Assorted thoughts about Turntable.fm
Over the past few days, I and a few other folks you may know from this community have been over at Turntable.fm, checking things out, killing time – or losing track of it.
Before I go any further, let’s just call a spade a spade. Turntable.fm will destroy your productivity and turn you into a drooling lump of music sharing mush, with no hope of ever returning to Pandora or Rhapsody or whateverthehell you do to get your music on without having to think about it too much. It may even cause you to procrastinate on your job, ignore the chores, tell the dog to go walk itself…
Ok, I exaggerate. But not by much.
The amount of work I pulled off on Monday – a day which will heretofore be referred to as life B.T. (before Turntable) – is shocking and impressive compared to what I’ve managed to get done between yesterday and today.
I justify it by telling myself that I listen to music and am involved with online social situations for a living. A social music site? I have an obligation to my readers, to the members of this community, to spend hours there. To visit a large number of rooms and become fans of absolute strangers with screen names like St1ck3r. To earn as many DJ points as possible so that I can get a very unique, awesome avatar that doesn’t look like everyone else’s avatar (in case you don’t recognize me – I’m the green one in the helmet all the way to the right in the DJ booth, in this picture:
See? You can’t even recognize me. My avatar isn’t even wearing glasses. It looks nothing like me. So, I’m going to continue to spend hours in that room playing songs. (If you’re feeling charitable, you can help me earn an avatar that looks somewhat remotely like me by telling Turntable every single song I play is Awesome.)
All kidding aside, though, Turntable.fm is pretty impressive.
It’s in Beta, which means things freeze; you have to refresh and maybe lose your spot in the DJ booth; random users might appear and play songs from outside the DJ booth (which doesn’t seem fair). And yet, all of these annoyances aren’t enough to make it prohibitive. Also, it’s by invitation only, but only in the sense that Gmail was “by invitation only” for the first…what?
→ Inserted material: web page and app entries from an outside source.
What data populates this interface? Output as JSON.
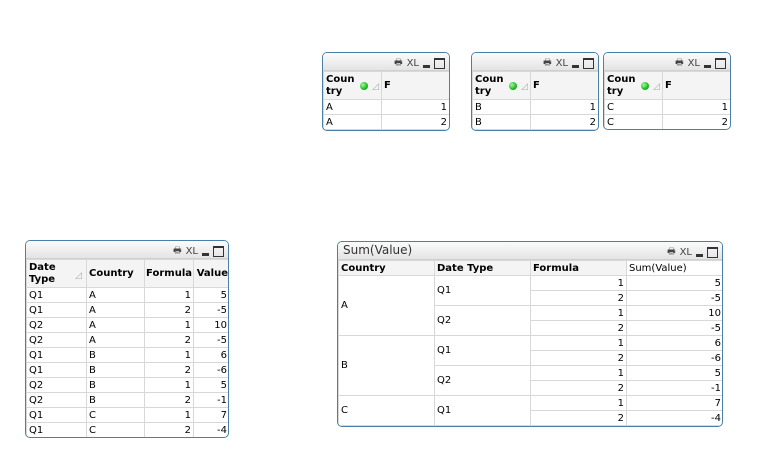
{
  "caption_icons": {
    "print": "print-icon",
    "xl": "XL",
    "minimize": "minimize-icon",
    "maximize": "maximize-icon"
  },
  "list_boxes": [
    {
      "header": [
        "Coun try",
        "F"
      ],
      "rows": [
        [
          "A",
          "1"
        ],
        [
          "A",
          "2"
        ]
      ]
    },
    {
      "header": [
        "Coun try",
        "F"
      ],
      "rows": [
        [
          "B",
          "1"
        ],
        [
          "B",
          "2"
        ]
      ]
    },
    {
      "header": [
        "Coun try",
        "F"
      ],
      "rows": [
        [
          "C",
          "1"
        ],
        [
          "C",
          "2"
        ]
      ]
    }
  ],
  "straight_table": {
    "header": [
      "Date Type",
      "Country",
      "Formula",
      "Value"
    ],
    "rows": [
      [
        "Q1",
        "A",
        "1",
        "5"
      ],
      [
        "Q1",
        "A",
        "2",
        "-5"
      ],
      [
        "Q2",
        "A",
        "1",
        "10"
      ],
      [
        "Q2",
        "A",
        "2",
        "-5"
      ],
      [
        "Q1",
        "B",
        "1",
        "6"
      ],
      [
        "Q1",
        "B",
        "2",
        "-6"
      ],
      [
        "Q2",
        "B",
        "1",
        "5"
      ],
      [
        "Q2",
        "B",
        "2",
        "-1"
      ],
      [
        "Q1",
        "C",
        "1",
        "7"
      ],
      [
        "Q1",
        "C",
        "2",
        "-4"
      ]
    ]
  },
  "pivot": {
    "title": "Sum(Value)",
    "header": [
      "Country",
      "Date Type",
      "Formula",
      "Sum(Value)"
    ],
    "groups": [
      {
        "country": "A",
        "dates": [
          {
            "date": "Q1",
            "rows": [
              [
                "1",
                "5"
              ],
              [
                "2",
                "-5"
              ]
            ]
          },
          {
            "date": "Q2",
            "rows": [
              [
                "1",
                "10"
              ],
              [
                "2",
                "-5"
              ]
            ]
          }
        ]
      },
      {
        "country": "B",
        "dates": [
          {
            "date": "Q1",
            "rows": [
              [
                "1",
                "6"
              ],
              [
                "2",
                "-6"
              ]
            ]
          },
          {
            "date": "Q2",
            "rows": [
              [
                "1",
                "5"
              ],
              [
                "2",
                "-1"
              ]
            ]
          }
        ]
      },
      {
        "country": "C",
        "dates": [
          {
            "date": "Q1",
            "rows": [
              [
                "1",
                "7"
              ],
              [
                "2",
                "-4"
              ]
            ]
          }
        ]
      }
    ]
  }
}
Three years? If any of your Facebook friends are on Turntable, you’re in. This gives it that good olde fashioned internette guise of being somewhat exclusive. (In reality it’s about as exclusive as the NYC Subway.)
But what is it? It’s like what would happen if you and your friends controlled Pandora. You guys have the best taste in music of anyone you know anyway, right?
You create a playlist, which is a very dynamic thing (you can click and drag songs around your list, or fast-track them to the top of the list). DJs stand in a line behind the booth, and everyone takes their turn. The “radio” pulls from the song at the top of each person’s list, in order from left to right, and then back again. The addicting thing is that you know what’s in your playlist (so you stick around to hear the songs you have queued up), but you don’t know what’s in other people’s lists (so you stick around out of sheer curiosity to see what’s coming next).
The songs can either come from your collection or the Turntable library (which is so far not incredibly extensive…they don’t have the new Gillian record, let’s say, but they have stuff from further back in her catalog). It’s fun to try to match the vibe the other DJs have created. It’s also fun to pull from your personal collection and shake things up with something obscure. Oh hell, just watch the tutorial.
With all this said, though, the most notable thing about Turntable.fm is that it brings the social experience back to music.
Yesterday, I got to hang out in the No Depression room with Kyla and my friend Abbey (who Seattleites know from her Sound on the Sound blog), and we all played songs. Since I know these people (and now live more than 2,000 miles away from them), it felt kind of like we were sitting in someone’s living room swapping tunes. Adam Sheets was also there, as was Easy Ed and Bill Frater (Freight Train Boogie Podcast)…the more people showed up, the more it felt like a real listening party among friends and acquaintances. What’s more, the chat function allowed us to discuss the music. Abbey played some up-and-coming Seattle bands, and shared some info about each. Adam pulled out some old school tracks – obscure versions of better-known songs – and we got to discuss which version we liked better.
If you’re just looking to have music play in the background, you can turn the chat ding off, hide the browser window, and let the other DJs in the room entertain you. If you want to interact with people, there’s that option too.
It would be great to see Turntable accessible from mobile devices, the opportunity to get it through your car stereo, controlled with your phone or iPad, etc. We’ll see if they’re able to stay ahead of that development curve. (Seems I’m not the only one wondering about that.) But, for now, it’s a welcome distraction for a little summertime music sharing.
Come join us in the No Depression room. (There are a several different No Depression rooms so if you click that link and no one is there do a room search for “No Depression” to find which No Depression room has activity.) Twang Nation set up a Honky Tonk Roadhouse that’s good for playing around with (I was in there this morning too), and there’s plenty else to tinker with. Mainly, I’m curious to hear what you think about the experience, and whether you think this is the next best thing in the world, or whether it will go the way of Friendster sooner than later.